We drove back into Queens and then into Brooklyn, where we were supposed to be. Walked out and walked around the boro, observing the scene just past the rush of 9-5 commuters who had already boarded the subway and were off to their air-conditioned offices. It seemed now the time of shipments, where trucks full of cargo were unloading themselves into the many convenience and other crowded retail stores.

Brooklyn was a fun escapade, in contrast to JFK and then ending up in Long Island. At a friend’s apartment, an interesting technique to kill time is to sit at the edge of the building’s rooftop and watch pedestrians, coming and going and observing their range of surroundings, but never looking up. And then turning your personal range of vision upward from the street to take in the vast New York skyline.

The next task was a bicycle journey to Coney Island. We started off in Bushwick, and cycled our way through about five or six different neighborhoods. Biking in New York City is definitely a different universe than biking around Portland, full of taxis and jaywalkers and a whole lot more one-way streets which you cross and navigate anyway and try to figure out the correct arrangement of traffic without obvious red and green lights.

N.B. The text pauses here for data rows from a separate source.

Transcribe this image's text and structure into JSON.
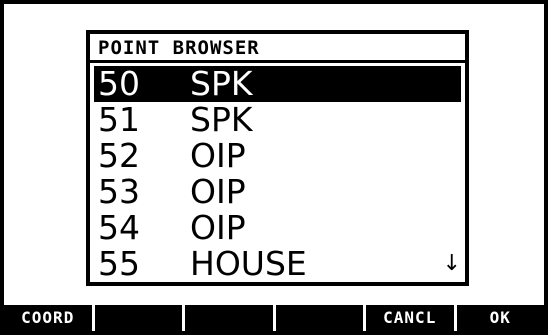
{
  "dialog": {
    "title": "POINT BROWSER"
  },
  "points": [
    {
      "number": "50",
      "description": "SPK",
      "selected": true
    },
    {
      "number": "51",
      "description": "SPK",
      "selected": false
    },
    {
      "number": "52",
      "description": "OIP",
      "selected": false
    },
    {
      "number": "53",
      "description": "OIP",
      "selected": false
    },
    {
      "number": "54",
      "description": "OIP",
      "selected": false
    },
    {
      "number": "55",
      "description": "HOUSE",
      "selected": false
    }
  ],
  "scroll": {
    "up_icon": "arrow-up-icon",
    "down_icon": "arrow-down-icon",
    "up_glyph": "↑",
    "down_glyph": "↓"
  },
  "softkeys": [
    "COORD",
    "",
    "",
    "",
    "CANCL",
    "OK"
  ],
  "colors": {
    "background": "#ffffff",
    "foreground": "#000000"
  }
}
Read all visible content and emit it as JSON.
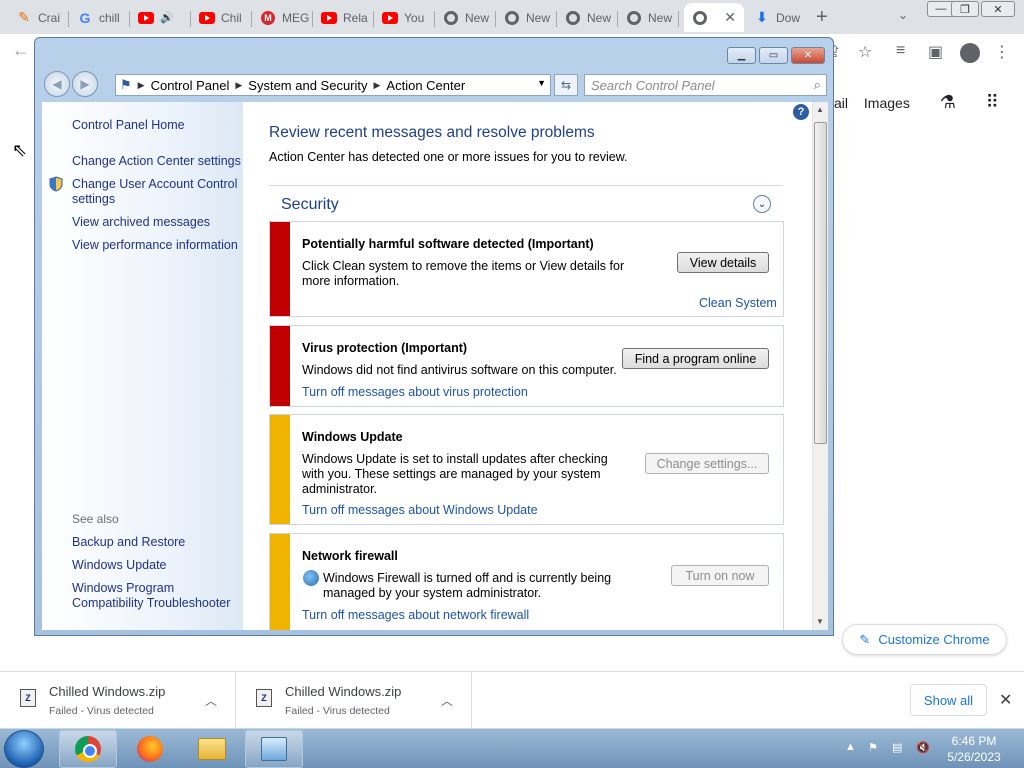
{
  "chrome": {
    "tabs": [
      {
        "label": "Crai",
        "icon": "pencil-icon"
      },
      {
        "label": "chill",
        "icon": "google-icon"
      },
      {
        "label": "",
        "icon": "youtube-icon",
        "audio": true
      },
      {
        "label": "Chil",
        "icon": "youtube-icon"
      },
      {
        "label": "MEG",
        "icon": "mega-icon"
      },
      {
        "label": "Rela",
        "icon": "youtube-icon"
      },
      {
        "label": "You",
        "icon": "youtube-icon"
      },
      {
        "label": "New",
        "icon": "chrome-icon"
      },
      {
        "label": "New",
        "icon": "chrome-icon"
      },
      {
        "label": "New",
        "icon": "chrome-icon"
      },
      {
        "label": "New",
        "icon": "chrome-icon"
      },
      {
        "label": "",
        "icon": "chrome-icon",
        "active": true
      },
      {
        "label": "Dow",
        "icon": "download-icon"
      }
    ],
    "page_links": {
      "mail": "ail",
      "images": "Images"
    },
    "customize_label": "Customize Chrome"
  },
  "control_panel": {
    "breadcrumb": [
      "Control Panel",
      "System and Security",
      "Action Center"
    ],
    "search_placeholder": "Search Control Panel",
    "left_links": [
      "Control Panel Home",
      "Change Action Center settings",
      "Change User Account Control settings",
      "View archived messages",
      "View performance information"
    ],
    "see_also_title": "See also",
    "see_also_links": [
      "Backup and Restore",
      "Windows Update",
      "Windows Program Compatibility Troubleshooter"
    ],
    "heading": "Review recent messages and resolve problems",
    "subheading": "Action Center has detected one or more issues for you to review.",
    "section_title": "Security",
    "messages": [
      {
        "severity_color": "#c00000",
        "title": "Potentially harmful software detected  (Important)",
        "text": "Click Clean system to remove the items or View details for more information.",
        "button": "View details",
        "link": "Clean System"
      },
      {
        "severity_color": "#c00000",
        "title": "Virus protection  (Important)",
        "text": "Windows did not find antivirus software on this computer.",
        "button": "Find a program online",
        "link": "Turn off messages about virus protection"
      },
      {
        "severity_color": "#f0b400",
        "title": "Windows Update",
        "text": "Windows Update is set to install updates after checking with you.  These settings are managed by your system administrator.",
        "button": "Change settings...",
        "link": "Turn off messages about Windows Update"
      },
      {
        "severity_color": "#f0b400",
        "title": "Network firewall",
        "text": "Windows Firewall is turned off and is currently being managed by your system administrator.",
        "button": "Turn on now",
        "link": "Turn off messages about network firewall"
      }
    ]
  },
  "downloads": {
    "items": [
      {
        "name": "Chilled Windows.zip",
        "status": "Failed - Virus detected"
      },
      {
        "name": "Chilled Windows.zip",
        "status": "Failed - Virus detected"
      }
    ],
    "show_all": "Show all"
  },
  "taskbar": {
    "time": "6:46 PM",
    "date": "5/26/2023"
  }
}
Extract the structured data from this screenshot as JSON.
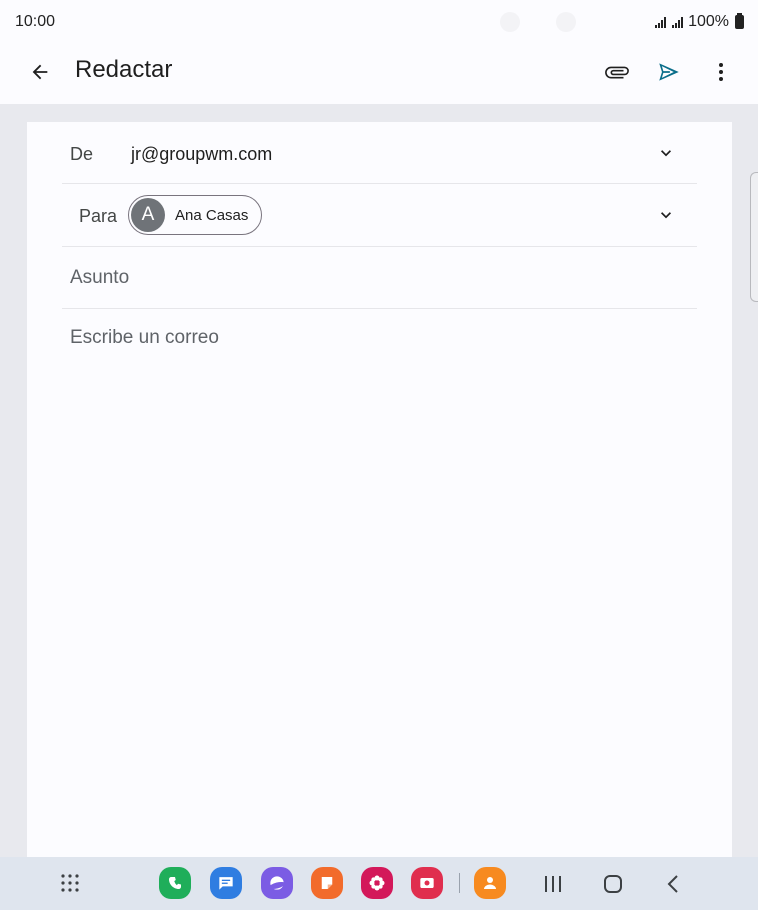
{
  "status_bar": {
    "time": "10:00",
    "battery": "100%"
  },
  "app_bar": {
    "title": "Redactar",
    "back_icon": "arrow-left-icon",
    "attach_icon": "paperclip-icon",
    "send_icon": "send-icon",
    "more_icon": "more-vert-icon"
  },
  "compose": {
    "from_label": "De",
    "from_value": "jr@groupwm.com",
    "to_label": "Para",
    "to_chip": {
      "initial": "A",
      "name": "Ana Casas"
    },
    "subject_placeholder": "Asunto",
    "body_placeholder": "Escribe un correo"
  },
  "dock": {
    "apps": [
      "apps-grid-icon",
      "phone-icon",
      "messages-icon",
      "internet-icon",
      "notes-icon",
      "gallery-icon",
      "screen-recorder-icon",
      "contacts-icon"
    ],
    "nav": [
      "recents-icon",
      "home-icon",
      "back-icon"
    ]
  },
  "colors": {
    "accent": "#0b6e8a",
    "phone": "#1fae5a",
    "messages": "#2f7de1",
    "internet": "#7b5ce4",
    "notes": "#f26b2b",
    "gallery": "#d3185a",
    "recorder": "#e02e4e",
    "contacts": "#f78a1f"
  }
}
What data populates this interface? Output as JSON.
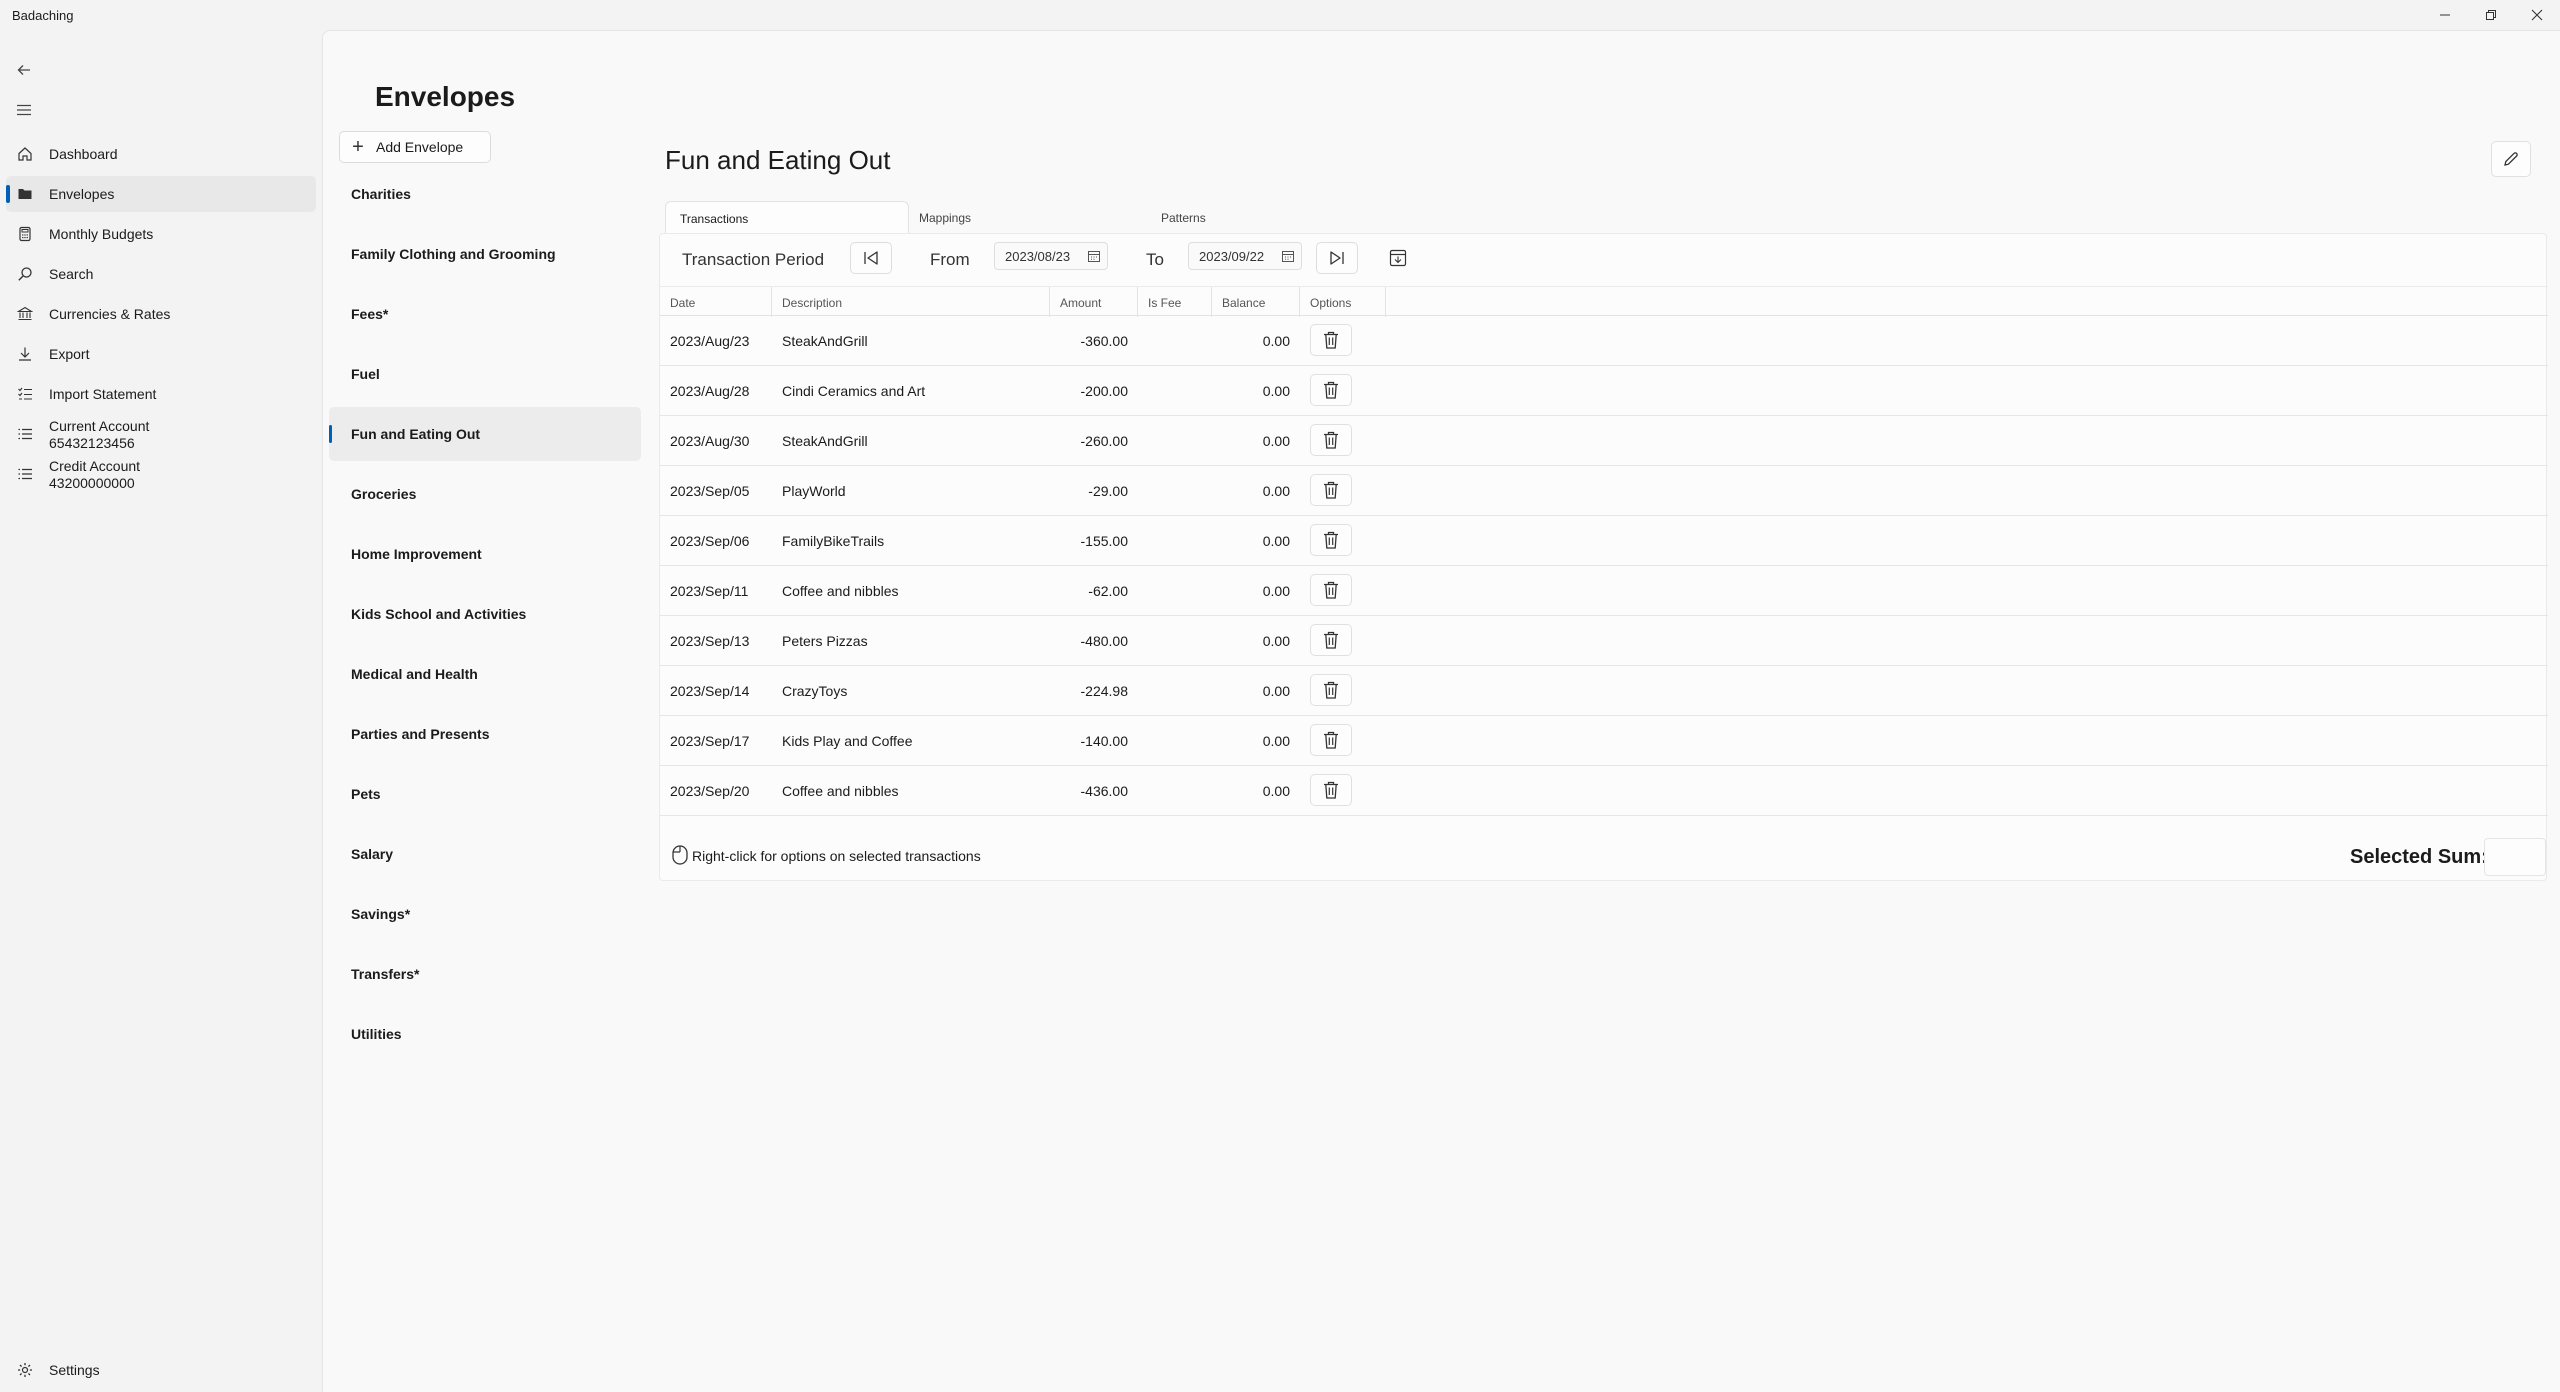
{
  "app": {
    "title": "Badaching"
  },
  "window_controls": {
    "minimize": "—",
    "maximize": "❐",
    "close": "✕"
  },
  "nav": {
    "items": [
      {
        "label": "Dashboard",
        "icon": "home-icon"
      },
      {
        "label": "Envelopes",
        "icon": "folder-icon",
        "selected": true
      },
      {
        "label": "Monthly Budgets",
        "icon": "calculator-icon"
      },
      {
        "label": "Search",
        "icon": "search-icon"
      },
      {
        "label": "Currencies & Rates",
        "icon": "bank-icon"
      },
      {
        "label": "Export",
        "icon": "download-icon"
      },
      {
        "label": "Import Statement",
        "icon": "checklist-icon"
      },
      {
        "label": "Current Account",
        "sublabel": "65432123456",
        "icon": "list-icon"
      },
      {
        "label": "Credit Account",
        "sublabel": "43200000000",
        "icon": "list-icon"
      }
    ],
    "settings_label": "Settings"
  },
  "page": {
    "title": "Envelopes"
  },
  "envelopes": {
    "add_label": "Add Envelope",
    "items": [
      "Charities",
      "Family Clothing and Grooming",
      "Fees*",
      "Fuel",
      "Fun and Eating Out",
      "Groceries",
      "Home Improvement",
      "Kids School and Activities",
      "Medical and Health",
      "Parties and Presents",
      "Pets",
      "Salary",
      "Savings*",
      "Transfers*",
      "Utilities"
    ],
    "selected": "Fun and Eating Out"
  },
  "detail": {
    "title": "Fun and Eating Out",
    "tabs": [
      "Transactions",
      "Mappings",
      "Patterns"
    ],
    "active_tab": "Transactions",
    "period": {
      "label": "Transaction Period",
      "from_label": "From",
      "from_value": "2023/08/23",
      "to_label": "To",
      "to_value": "2023/09/22"
    },
    "columns": [
      "Date",
      "Description",
      "Amount",
      "Is Fee",
      "Balance",
      "Options"
    ],
    "rows": [
      {
        "date": "2023/Aug/23",
        "description": "SteakAndGrill",
        "amount": "-360.00",
        "is_fee": "",
        "balance": "0.00"
      },
      {
        "date": "2023/Aug/28",
        "description": "Cindi Ceramics and Art",
        "amount": "-200.00",
        "is_fee": "",
        "balance": "0.00"
      },
      {
        "date": "2023/Aug/30",
        "description": "SteakAndGrill",
        "amount": "-260.00",
        "is_fee": "",
        "balance": "0.00"
      },
      {
        "date": "2023/Sep/05",
        "description": "PlayWorld",
        "amount": "-29.00",
        "is_fee": "",
        "balance": "0.00"
      },
      {
        "date": "2023/Sep/06",
        "description": "FamilyBikeTrails",
        "amount": "-155.00",
        "is_fee": "",
        "balance": "0.00"
      },
      {
        "date": "2023/Sep/11",
        "description": "Coffee and nibbles",
        "amount": "-62.00",
        "is_fee": "",
        "balance": "0.00"
      },
      {
        "date": "2023/Sep/13",
        "description": "Peters Pizzas",
        "amount": "-480.00",
        "is_fee": "",
        "balance": "0.00"
      },
      {
        "date": "2023/Sep/14",
        "description": "CrazyToys",
        "amount": "-224.98",
        "is_fee": "",
        "balance": "0.00"
      },
      {
        "date": "2023/Sep/17",
        "description": "Kids Play and Coffee",
        "amount": "-140.00",
        "is_fee": "",
        "balance": "0.00"
      },
      {
        "date": "2023/Sep/20",
        "description": "Coffee and nibbles",
        "amount": "-436.00",
        "is_fee": "",
        "balance": "0.00"
      }
    ],
    "footer": {
      "hint": "Right-click for options on selected transactions",
      "selected_sum_label": "Selected Sum:",
      "selected_sum_value": ""
    }
  },
  "colors": {
    "accent": "#005fb8"
  }
}
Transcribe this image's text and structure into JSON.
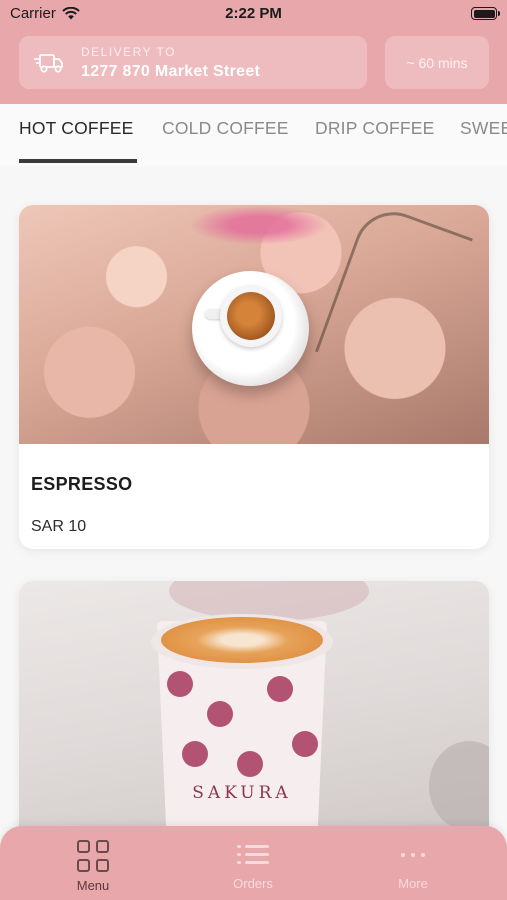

The most interesting part was the bike path down on Ocean Parkway, which was lined with benches of senior citizens, dressed up in scarves and strange floral patterns that were apparently in style 30-some years ago. Trying to guess their ethnic background, not sure if they were new immigrants that brought over something from their home culture, or old immigrants who never really left the neighborhood or learned English, but stayed in some sort of static existence that they will probably never leave.

Brighton Beach and Coney Island certainly have their own thing going on. We locked our bikes on the boardwalk, then walked on the sand which was covered in green and brown broken glass shards and assorted cigarette butts from angry New Yorkers who make a choice to pay $11 a pack.

We set down in front of two overweight young men and listened in on their conversation, one asking the other if a girl would like him if he had a nicer car. The lifeguard sat above us on a high chair, watching the panoramic make-up of people set down on the sand for a few hours, all the while wearing an uber sun-protective outfit of a heavy rubber jacket and baggy pants, their way of beating the necessity of sunscreen re-application. I took a walk above the boardwalk and Russian-speaking voices elevated up and echoed from the below, through the voids between the wooden boards. In the woman’s restroom, all of the women in there over 30 were having a slow grooving dance and sing a long to Marvin Gaye’s “Let’s Get It On,” and I had to stand back and wait to exit to not ruin anyone’s moment.

This southernmost tip of Brooklyn was quite an extreme concentration of stimulation, considering I was still delirious from no sleep, worked by the 12-mile bike ride and fried by the hot sun above.